- Ken Hubbs - Former MLB Player (1954 World Series)/ Colton, California 1962 National League Rookie of the Year as a Chicago Cub
- Carney Lansford - Former MLB Player (1969 World Series)/ Santa Clara, California
- Jason Marquis - MLB Player (1991 World Series)/ Staten Island, New York
- Stephane Matteau - Former NHL Player (1982 World Series)
- Lloyd McClendon - Former MLB Player (1971 World Series)/ Gary, Indiana
- Lastings Milledge - MLB Player (1997 World Series)/ Bradenton, Florida
- Boog Powell - Former MLB Player (1954 World Series)/ Lakeland, Florida
- Gary Sheffield - MLB Player (1980 World Series)/ Tampa, Florida
- Pierre Turgeon - NHL Player (1982 World Series)
- Jason Varitek - MLB Player (1984 World Series)/ Altamonte Springs, Florida
* - In 1975, Little League Baseball banned all non-US teams from the World Series. After considerable criticism, the ban was rescinded the following year.
† - In 1985, Mexicali (MX) represented the Western Region of the United States because of its proximity to the El Centro/Calexico area in Southern California, and the potential players from that region could have played for that city's leagues. It represented California's District 22 in the Southern California region, and won the Western Region tournament. After the 1985 Series, the region was shifted from California leagues to Mexico leagues. Similarly, the South Lake Tahoe (CA) Little League plays in the Nevada region of Little League in order to save on travel costs with the team closer to other leagues in Nevada than to those in California.
‡ - Long Beach declared a 6–0 winner after the international tournament committee determined that Zamboanga City had used ineligible players that were either not from within its city limits, overage, or both.
No teams from Taiwan/Chinese Taipei participated after the 1996 tournament until the 2003 tournament, after the Chinese Taipei Baseball Association decided its leagues would no longer charter with Little League, claiming inability to comply with rules enacted in 1992 regarding the maximum size of player pools and number of participating teams in leagues based at schools, and residency requirements, which Little League Baseball had stated they would enforce more strictly. To this point, the country's representatives had won 16 of a possible 29 titles.

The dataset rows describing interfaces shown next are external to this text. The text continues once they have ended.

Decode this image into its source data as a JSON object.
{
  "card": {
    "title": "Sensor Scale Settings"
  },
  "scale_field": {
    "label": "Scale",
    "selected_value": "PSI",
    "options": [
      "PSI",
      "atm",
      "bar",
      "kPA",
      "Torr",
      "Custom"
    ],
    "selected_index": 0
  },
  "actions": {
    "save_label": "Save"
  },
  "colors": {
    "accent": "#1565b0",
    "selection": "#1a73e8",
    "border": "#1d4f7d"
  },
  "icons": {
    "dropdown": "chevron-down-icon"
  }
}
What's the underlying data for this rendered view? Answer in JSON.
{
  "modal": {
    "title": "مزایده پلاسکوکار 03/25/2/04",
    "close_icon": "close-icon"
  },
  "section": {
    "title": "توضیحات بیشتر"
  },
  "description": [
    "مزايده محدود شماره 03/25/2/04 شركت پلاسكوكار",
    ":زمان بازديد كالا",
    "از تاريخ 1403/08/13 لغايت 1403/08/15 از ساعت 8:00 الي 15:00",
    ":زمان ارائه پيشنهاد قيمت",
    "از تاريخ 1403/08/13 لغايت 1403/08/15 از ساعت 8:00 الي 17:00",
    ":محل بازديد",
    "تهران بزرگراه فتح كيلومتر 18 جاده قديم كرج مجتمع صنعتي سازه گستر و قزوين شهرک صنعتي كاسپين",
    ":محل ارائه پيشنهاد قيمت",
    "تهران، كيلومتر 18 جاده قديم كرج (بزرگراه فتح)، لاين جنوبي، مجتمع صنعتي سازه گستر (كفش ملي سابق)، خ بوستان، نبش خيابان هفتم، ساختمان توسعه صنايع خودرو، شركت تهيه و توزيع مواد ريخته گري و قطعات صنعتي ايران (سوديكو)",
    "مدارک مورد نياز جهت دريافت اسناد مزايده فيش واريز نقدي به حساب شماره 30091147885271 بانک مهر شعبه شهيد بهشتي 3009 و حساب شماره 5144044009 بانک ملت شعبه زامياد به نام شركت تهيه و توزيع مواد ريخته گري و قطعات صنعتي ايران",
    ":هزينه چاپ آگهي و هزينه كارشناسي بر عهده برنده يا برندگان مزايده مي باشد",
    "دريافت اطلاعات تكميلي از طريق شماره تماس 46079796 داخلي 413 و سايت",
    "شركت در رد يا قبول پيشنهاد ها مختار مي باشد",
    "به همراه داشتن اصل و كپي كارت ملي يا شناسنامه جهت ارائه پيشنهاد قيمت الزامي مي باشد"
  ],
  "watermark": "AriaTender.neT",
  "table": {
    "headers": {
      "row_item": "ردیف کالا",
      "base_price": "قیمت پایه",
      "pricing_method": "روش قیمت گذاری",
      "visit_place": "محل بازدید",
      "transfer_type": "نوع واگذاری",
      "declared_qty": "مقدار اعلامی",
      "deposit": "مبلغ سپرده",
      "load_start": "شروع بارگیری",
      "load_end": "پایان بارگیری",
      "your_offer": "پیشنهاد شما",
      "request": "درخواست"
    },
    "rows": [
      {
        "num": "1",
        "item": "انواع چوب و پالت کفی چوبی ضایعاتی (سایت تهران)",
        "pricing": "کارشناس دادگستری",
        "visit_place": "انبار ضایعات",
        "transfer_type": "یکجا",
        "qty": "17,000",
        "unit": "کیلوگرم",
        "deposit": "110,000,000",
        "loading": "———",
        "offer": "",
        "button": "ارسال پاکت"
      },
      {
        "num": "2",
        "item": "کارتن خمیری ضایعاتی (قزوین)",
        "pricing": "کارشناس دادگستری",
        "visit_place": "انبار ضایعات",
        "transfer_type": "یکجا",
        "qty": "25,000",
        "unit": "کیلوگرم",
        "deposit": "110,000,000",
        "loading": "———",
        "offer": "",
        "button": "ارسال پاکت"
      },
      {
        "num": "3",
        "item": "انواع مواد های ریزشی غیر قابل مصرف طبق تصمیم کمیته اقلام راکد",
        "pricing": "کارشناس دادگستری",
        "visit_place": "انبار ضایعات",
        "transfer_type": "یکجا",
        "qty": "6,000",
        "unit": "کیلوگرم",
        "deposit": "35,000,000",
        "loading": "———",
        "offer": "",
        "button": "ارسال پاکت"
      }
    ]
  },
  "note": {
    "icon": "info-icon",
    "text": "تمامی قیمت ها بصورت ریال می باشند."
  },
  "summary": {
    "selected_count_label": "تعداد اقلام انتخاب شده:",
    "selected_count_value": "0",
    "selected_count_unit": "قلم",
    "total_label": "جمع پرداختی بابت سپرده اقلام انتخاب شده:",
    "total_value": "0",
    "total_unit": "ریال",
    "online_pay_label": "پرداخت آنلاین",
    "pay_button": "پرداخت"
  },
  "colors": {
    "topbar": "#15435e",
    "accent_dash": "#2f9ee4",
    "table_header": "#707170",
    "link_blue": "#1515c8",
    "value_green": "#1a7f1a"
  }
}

In both Little League World Series Stadiums in Williamsport, Pennsylvania, the outfield fences were moved back 20 feet; the previous measurement was 205 feet, and in 2006 it is 225 feet.
- ↑ Taiwan, once dominant, to return to Little League, Associated Press Newswires, 25 April 2003, The Associated Press.
- Official site
- Peter J. McGovern Little League Museum
- Comprehensive information on regional tournaments
- 1954 Schenectady Little League Honored